Doctors discovered a mass on Grace Eline’s pituitary gland in April 2018. After a series of seemingly never-ending scans and tests, the family received a diagnosis of germ cell brain tumor, a rare cancer. She was 9 years old.
She has since finished several rounds of chemotherapy and shows no evidence of the disease, according to the White House.
Ashley Evans will attend as the one-year anniversary nears of her recovery from drug addiction. Evans spent much of her life battling opioid and substance abuse, according to the White House.
She will be in recovery for a year on Feb. 9 and will be reunited with her daughter on Feb. 15, according to the White House.
Trump has spent a considerable amount of time talking about human trafficking along the border. Elvin Hernandez, a special agent with the Department of Homeland Security, investigates drugs, gangs and human trafficking, according to the White House.
Hernandez has spent more than 18 years working in federal law enforcement.
Roy James will represent the Vicksburg Forst Products lumber facility that the White House said has reopened thanks to “provisions in the Tax Cuts and Jobs Act.
The White House says the plan was saved after being declared an “Opportunity Zone”.
Timothy Matson was one of the Pittsburgh Police Department officers who responded to the mass shooting at the Tree of Life Synagogue that claimed 11 lives.
Matson suffered multiple gunshots wounds while responding to the tragedy.
Judah Samet survived the Tree of Life Synagogue, in part, because he was late for the services on the Sabbath.
Samet, a Holocaust survivor, served as a paratrooper and radioman in the Israeli Defense Forces before moving to the United States in the 1960s, according to the White House.
Joshua Trump has been getting bullied simply because he shares the president’s last name.
The sixth grader from Wilmington, Delaware, is expected to attend the State of the Union to represent bullying prevention, a key element of an initiative Melania Trump named “Be Best.”
Tom Wibberley’s son Graig was killed on the bombing of the USS Cole in Yemen.

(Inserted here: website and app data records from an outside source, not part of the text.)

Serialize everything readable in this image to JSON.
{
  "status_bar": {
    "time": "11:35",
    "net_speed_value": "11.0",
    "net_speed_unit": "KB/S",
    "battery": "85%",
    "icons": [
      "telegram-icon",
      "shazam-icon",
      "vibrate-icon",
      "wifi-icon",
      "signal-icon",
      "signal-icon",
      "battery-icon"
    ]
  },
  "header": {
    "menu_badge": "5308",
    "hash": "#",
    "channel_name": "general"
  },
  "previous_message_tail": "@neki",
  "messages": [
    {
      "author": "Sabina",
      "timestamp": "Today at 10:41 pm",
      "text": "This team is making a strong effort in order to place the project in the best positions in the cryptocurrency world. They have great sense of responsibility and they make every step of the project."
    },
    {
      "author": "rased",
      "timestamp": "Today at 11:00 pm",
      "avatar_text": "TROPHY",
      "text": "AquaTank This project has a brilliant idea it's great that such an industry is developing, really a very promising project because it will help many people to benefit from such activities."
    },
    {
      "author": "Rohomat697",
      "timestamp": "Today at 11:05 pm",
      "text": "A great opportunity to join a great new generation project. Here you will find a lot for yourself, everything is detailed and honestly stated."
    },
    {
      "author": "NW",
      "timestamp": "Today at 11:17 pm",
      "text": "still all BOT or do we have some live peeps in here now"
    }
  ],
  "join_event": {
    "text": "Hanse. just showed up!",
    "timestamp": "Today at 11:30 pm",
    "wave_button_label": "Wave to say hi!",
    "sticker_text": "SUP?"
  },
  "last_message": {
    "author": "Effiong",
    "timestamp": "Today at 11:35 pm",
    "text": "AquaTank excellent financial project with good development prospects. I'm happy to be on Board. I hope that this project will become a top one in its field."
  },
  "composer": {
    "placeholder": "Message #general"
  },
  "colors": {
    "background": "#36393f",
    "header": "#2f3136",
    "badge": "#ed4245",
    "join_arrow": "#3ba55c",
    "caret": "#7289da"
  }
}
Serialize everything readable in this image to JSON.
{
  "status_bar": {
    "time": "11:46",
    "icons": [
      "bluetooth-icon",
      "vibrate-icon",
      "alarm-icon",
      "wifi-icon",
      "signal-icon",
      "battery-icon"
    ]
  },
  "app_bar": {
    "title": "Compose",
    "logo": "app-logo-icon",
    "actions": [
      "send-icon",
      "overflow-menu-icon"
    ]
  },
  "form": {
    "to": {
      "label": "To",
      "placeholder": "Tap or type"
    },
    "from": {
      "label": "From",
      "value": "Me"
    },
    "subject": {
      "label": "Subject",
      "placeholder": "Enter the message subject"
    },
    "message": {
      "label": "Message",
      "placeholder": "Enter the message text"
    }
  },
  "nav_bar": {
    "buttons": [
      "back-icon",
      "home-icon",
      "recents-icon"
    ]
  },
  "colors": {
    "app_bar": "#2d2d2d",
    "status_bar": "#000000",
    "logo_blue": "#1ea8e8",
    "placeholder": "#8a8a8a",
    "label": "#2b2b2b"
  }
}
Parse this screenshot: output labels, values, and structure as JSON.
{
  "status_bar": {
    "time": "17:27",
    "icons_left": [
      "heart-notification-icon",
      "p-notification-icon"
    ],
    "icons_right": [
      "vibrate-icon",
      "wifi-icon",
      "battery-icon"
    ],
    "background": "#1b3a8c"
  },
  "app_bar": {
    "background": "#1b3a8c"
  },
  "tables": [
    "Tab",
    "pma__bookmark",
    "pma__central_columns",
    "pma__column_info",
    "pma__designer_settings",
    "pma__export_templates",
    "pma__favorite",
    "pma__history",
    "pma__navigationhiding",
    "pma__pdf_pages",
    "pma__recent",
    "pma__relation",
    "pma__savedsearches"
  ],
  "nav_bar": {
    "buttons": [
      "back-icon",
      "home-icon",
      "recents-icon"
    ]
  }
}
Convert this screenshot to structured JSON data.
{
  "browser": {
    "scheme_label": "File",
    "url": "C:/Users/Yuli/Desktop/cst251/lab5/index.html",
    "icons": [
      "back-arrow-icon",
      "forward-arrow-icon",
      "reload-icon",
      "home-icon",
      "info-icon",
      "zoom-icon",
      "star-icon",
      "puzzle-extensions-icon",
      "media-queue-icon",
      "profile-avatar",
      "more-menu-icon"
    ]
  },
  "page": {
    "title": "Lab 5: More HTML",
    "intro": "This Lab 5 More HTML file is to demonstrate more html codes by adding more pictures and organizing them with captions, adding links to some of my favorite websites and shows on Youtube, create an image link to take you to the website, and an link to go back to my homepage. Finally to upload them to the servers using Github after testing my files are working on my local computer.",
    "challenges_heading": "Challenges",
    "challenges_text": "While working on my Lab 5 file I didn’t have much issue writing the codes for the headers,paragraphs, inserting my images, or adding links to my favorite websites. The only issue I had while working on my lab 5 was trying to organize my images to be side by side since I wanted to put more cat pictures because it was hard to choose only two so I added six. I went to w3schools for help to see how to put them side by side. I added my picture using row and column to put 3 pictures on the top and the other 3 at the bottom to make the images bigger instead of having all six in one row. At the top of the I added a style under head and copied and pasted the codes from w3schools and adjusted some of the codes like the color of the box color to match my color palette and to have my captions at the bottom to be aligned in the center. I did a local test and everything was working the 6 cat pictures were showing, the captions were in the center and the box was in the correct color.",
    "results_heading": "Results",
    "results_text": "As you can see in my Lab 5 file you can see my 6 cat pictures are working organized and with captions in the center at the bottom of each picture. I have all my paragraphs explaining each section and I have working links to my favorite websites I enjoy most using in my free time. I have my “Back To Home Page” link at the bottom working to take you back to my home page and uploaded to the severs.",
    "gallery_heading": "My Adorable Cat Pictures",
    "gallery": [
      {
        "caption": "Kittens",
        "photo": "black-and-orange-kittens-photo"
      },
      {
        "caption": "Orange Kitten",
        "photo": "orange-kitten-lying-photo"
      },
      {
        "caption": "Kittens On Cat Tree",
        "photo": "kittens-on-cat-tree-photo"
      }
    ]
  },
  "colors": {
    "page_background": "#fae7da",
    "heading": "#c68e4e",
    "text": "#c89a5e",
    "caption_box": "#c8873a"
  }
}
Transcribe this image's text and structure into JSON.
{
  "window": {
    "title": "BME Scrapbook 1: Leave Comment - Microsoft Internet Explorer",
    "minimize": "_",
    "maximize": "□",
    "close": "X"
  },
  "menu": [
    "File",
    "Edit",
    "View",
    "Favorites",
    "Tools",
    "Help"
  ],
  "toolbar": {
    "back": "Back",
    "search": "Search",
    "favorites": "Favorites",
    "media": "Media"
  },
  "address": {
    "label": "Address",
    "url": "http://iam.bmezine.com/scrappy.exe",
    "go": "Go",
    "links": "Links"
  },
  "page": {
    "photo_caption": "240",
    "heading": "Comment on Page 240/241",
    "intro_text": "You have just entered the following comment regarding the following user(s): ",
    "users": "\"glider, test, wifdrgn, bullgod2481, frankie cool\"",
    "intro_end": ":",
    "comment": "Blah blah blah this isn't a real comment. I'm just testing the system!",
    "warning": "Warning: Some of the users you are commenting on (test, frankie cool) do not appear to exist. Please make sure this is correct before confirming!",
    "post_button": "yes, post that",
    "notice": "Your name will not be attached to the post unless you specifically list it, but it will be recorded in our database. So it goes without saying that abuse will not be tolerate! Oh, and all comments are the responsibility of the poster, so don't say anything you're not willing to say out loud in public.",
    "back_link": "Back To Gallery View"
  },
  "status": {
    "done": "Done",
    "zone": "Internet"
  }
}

Graig Wibberley was 19 at the time of his death and was one of 17 crew members to be killed in the 2000 attack.
A scholarship fund was created in his memory for students studying computer science, according to the White House.
Alice Marie Johnson, a mother and grandmother, was serving a life sentenced after being convicted as part of a multi-million dollar Houston-to-Memphis cocaine operation that ran from June 1991 to September 1994.
Authorities said it was fueled by drugs that originated with the Cali drug cartel from Colombia. She was granted clemency by Trump in June 2018.
His decision came after an appeal from reality television star Kim Kardashian West. The White House says Johnson is now “dedicated her life to helping those who are in a similar position.”
Contributing: Associated Press, Reno Gazette-Journal, Memphis Appeal, Delaware Online, Daily Record